=== Data for this exercise ===

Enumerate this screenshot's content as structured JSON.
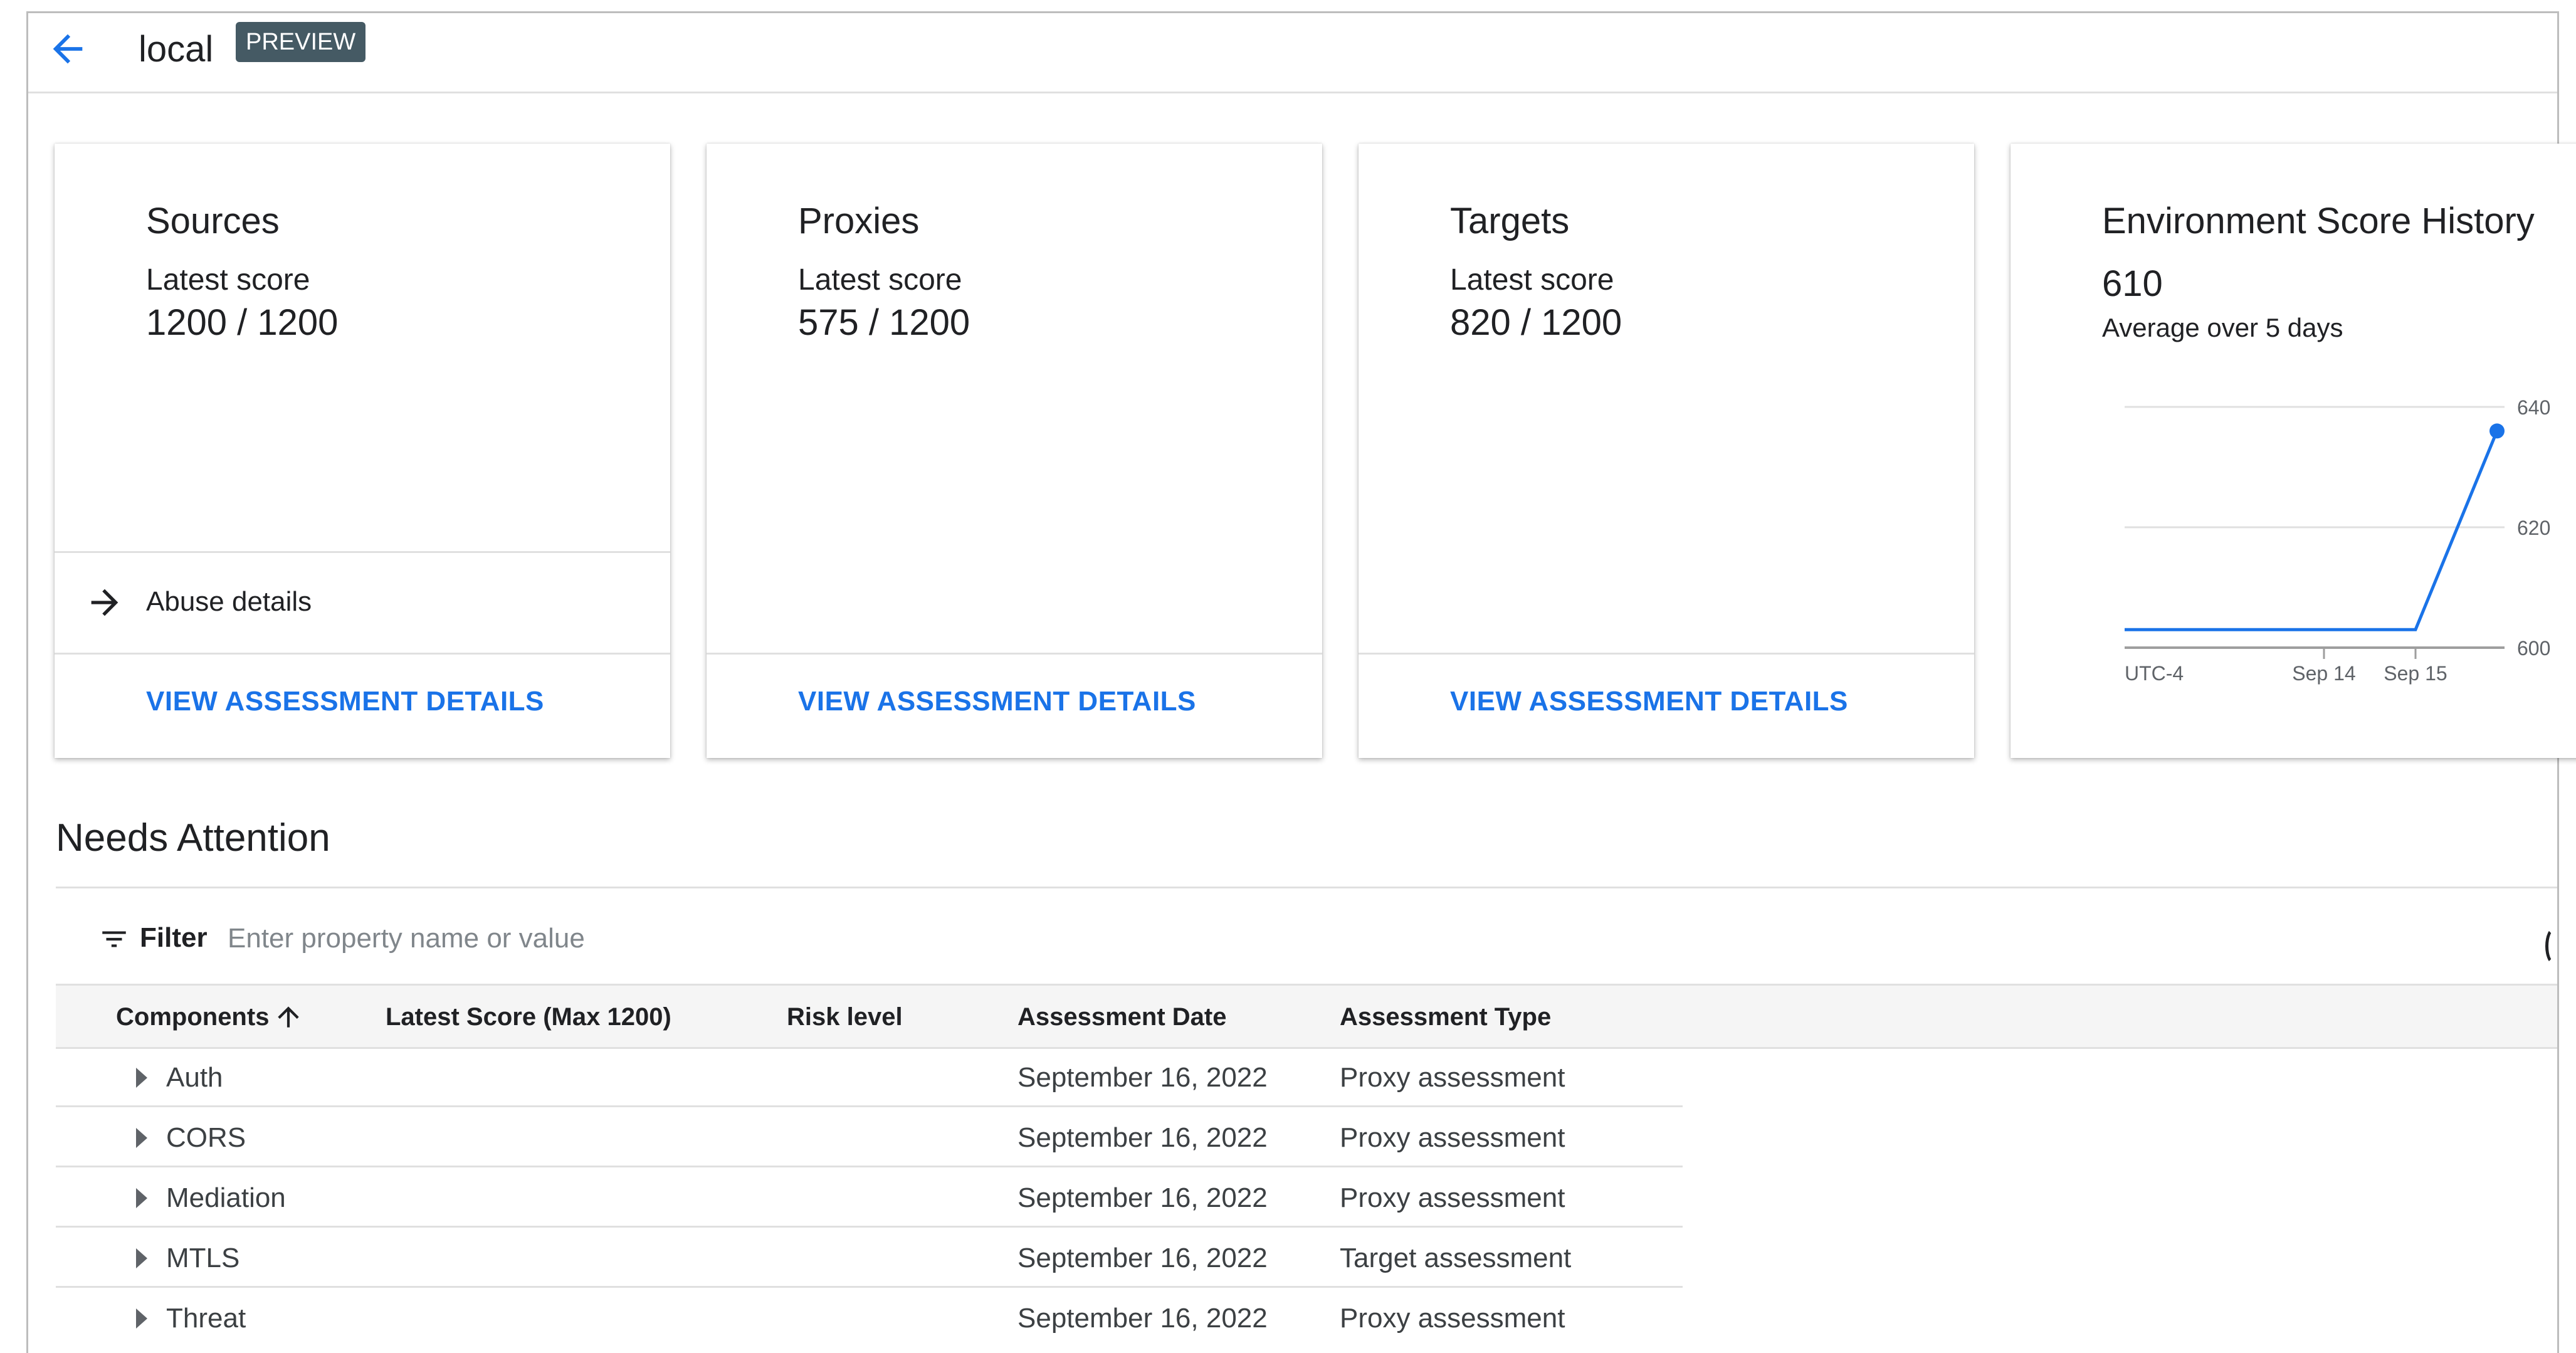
{
  "header": {
    "title": "local",
    "badge": "PREVIEW"
  },
  "cards": [
    {
      "title": "Sources",
      "label": "Latest score",
      "score": "1200 / 1200",
      "abuse_label": "Abuse details",
      "link": "VIEW ASSESSMENT DETAILS"
    },
    {
      "title": "Proxies",
      "label": "Latest score",
      "score": "575 / 1200",
      "link": "VIEW ASSESSMENT DETAILS"
    },
    {
      "title": "Targets",
      "label": "Latest score",
      "score": "820 / 1200",
      "link": "VIEW ASSESSMENT DETAILS"
    }
  ],
  "history": {
    "title": "Environment Score History",
    "value": "610",
    "subtitle": "Average over 5 days"
  },
  "chart_data": {
    "type": "line",
    "title": "Environment Score History",
    "x_ticks": [
      "UTC-4",
      "Sep 14",
      "Sep 15"
    ],
    "y_ticks": [
      600,
      620,
      640
    ],
    "ylim": [
      600,
      640
    ],
    "series": [
      {
        "points": [
          {
            "x": "UTC-4",
            "y": 603
          },
          {
            "x": "Sep 14",
            "y": 603
          },
          {
            "x": "Sep 15",
            "y": 603
          },
          {
            "x": "Sep 16",
            "y": 636
          }
        ]
      }
    ],
    "grid": true,
    "line_color": "#1a73e8"
  },
  "needs_attention": {
    "title": "Needs Attention",
    "filter_label": "Filter",
    "filter_placeholder": "Enter property name or value",
    "columns": [
      "Components",
      "Latest Score (Max 1200)",
      "Risk level",
      "Assessment Date",
      "Assessment Type"
    ],
    "rows": [
      {
        "component": "Auth",
        "score": "",
        "risk": "",
        "date": "September 16, 2022",
        "type": "Proxy assessment"
      },
      {
        "component": "CORS",
        "score": "",
        "risk": "",
        "date": "September 16, 2022",
        "type": "Proxy assessment"
      },
      {
        "component": "Mediation",
        "score": "",
        "risk": "",
        "date": "September 16, 2022",
        "type": "Proxy assessment"
      },
      {
        "component": "MTLS",
        "score": "",
        "risk": "",
        "date": "September 16, 2022",
        "type": "Target assessment"
      },
      {
        "component": "Threat",
        "score": "",
        "risk": "",
        "date": "September 16, 2022",
        "type": "Proxy assessment"
      }
    ]
  }
}
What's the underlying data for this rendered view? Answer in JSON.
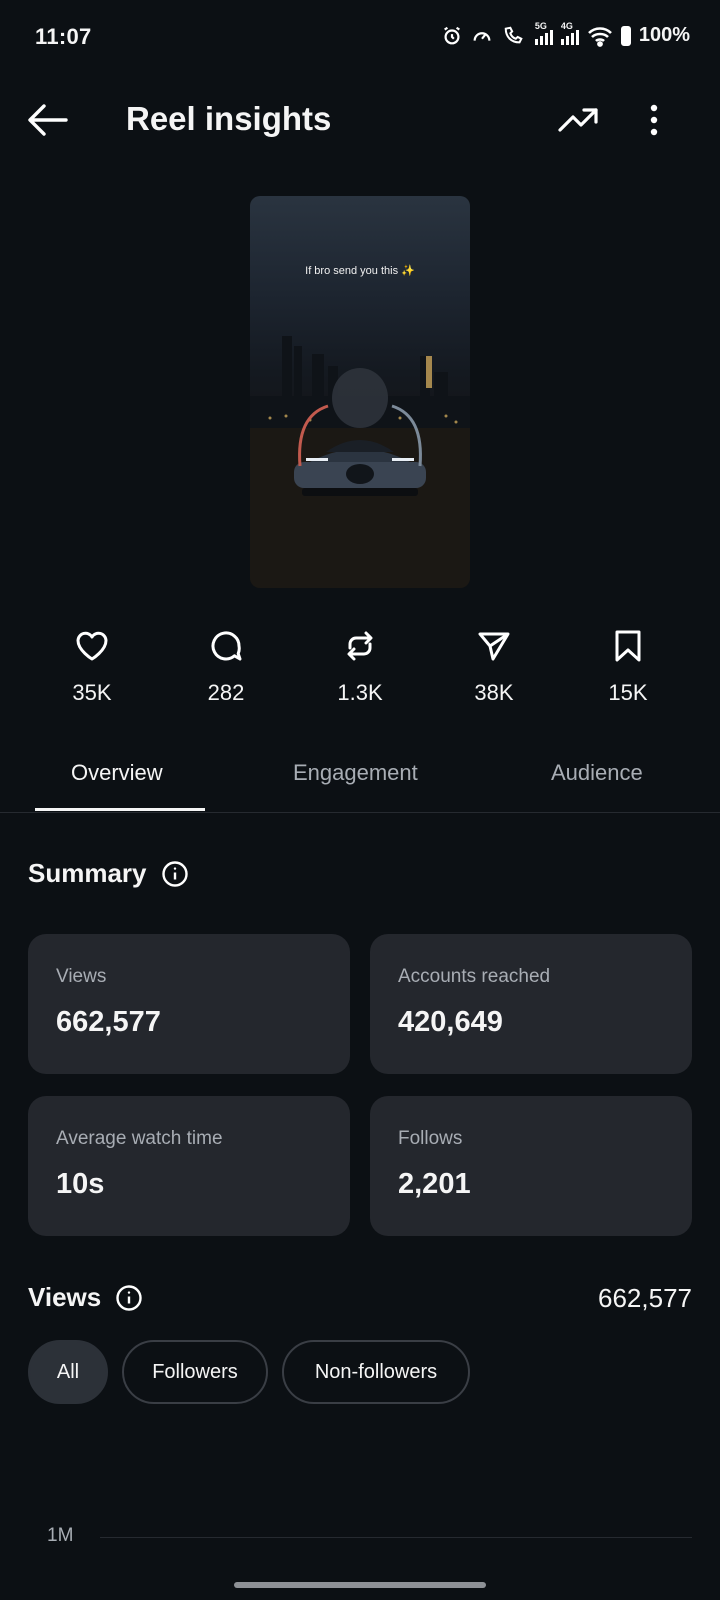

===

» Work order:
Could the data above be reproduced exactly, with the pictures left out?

» Completed exercise:
Enumerate this screenshot's content as structured JSON.
{
  "header": {
    "title": "local",
    "badge": "PREVIEW"
  },
  "cards": [
    {
      "title": "Sources",
      "label": "Latest score",
      "score": "1200 / 1200",
      "abuse_label": "Abuse details",
      "link": "VIEW ASSESSMENT DETAILS"
    },
    {
      "title": "Proxies",
      "label": "Latest score",
      "score": "575 / 1200",
      "link": "VIEW ASSESSMENT DETAILS"
    },
    {
      "title": "Targets",
      "label": "Latest score",
      "score": "820 / 1200",
      "link": "VIEW ASSESSMENT DETAILS"
    }
  ],
  "history": {
    "title": "Environment Score History",
    "value": "610",
    "subtitle": "Average over 5 days"
  },
  "chart_data": {
    "type": "line",
    "title": "Environment Score History",
    "x_ticks": [
      "UTC-4",
      "Sep 14",
      "Sep 15"
    ],
    "y_ticks": [
      600,
      620,
      640
    ],
    "ylim": [
      600,
      640
    ],
    "series": [
      {
        "points": [
          {
            "x": "UTC-4",
            "y": 603
          },
          {
            "x": "Sep 14",
            "y": 603
          },
          {
            "x": "Sep 15",
            "y": 603
          },
          {
            "x": "Sep 16",
            "y": 636
          }
        ]
      }
    ],
    "grid": true,
    "line_color": "#1a73e8"
  },
  "needs_attention": {
    "title": "Needs Attention",
    "filter_label": "Filter",
    "filter_placeholder": "Enter property name or value",
    "columns": [
      "Components",
      "Latest Score (Max 1200)",
      "Risk level",
      "Assessment Date",
      "Assessment Type"
    ],
    "rows": [
      {
        "component": "Auth",
        "score": "",
        "risk": "",
        "date": "September 16, 2022",
        "type": "Proxy assessment"
      },
      {
        "component": "CORS",
        "score": "",
        "risk": "",
        "date": "September 16, 2022",
        "type": "Proxy assessment"
      },
      {
        "component": "Mediation",
        "score": "",
        "risk": "",
        "date": "September 16, 2022",
        "type": "Proxy assessment"
      },
      {
        "component": "MTLS",
        "score": "",
        "risk": "",
        "date": "September 16, 2022",
        "type": "Target assessment"
      },
      {
        "component": "Threat",
        "score": "",
        "risk": "",
        "date": "September 16, 2022",
        "type": "Proxy assessment"
      }
    ]
  }
}
What's the underlying data for this rendered view? Answer in JSON.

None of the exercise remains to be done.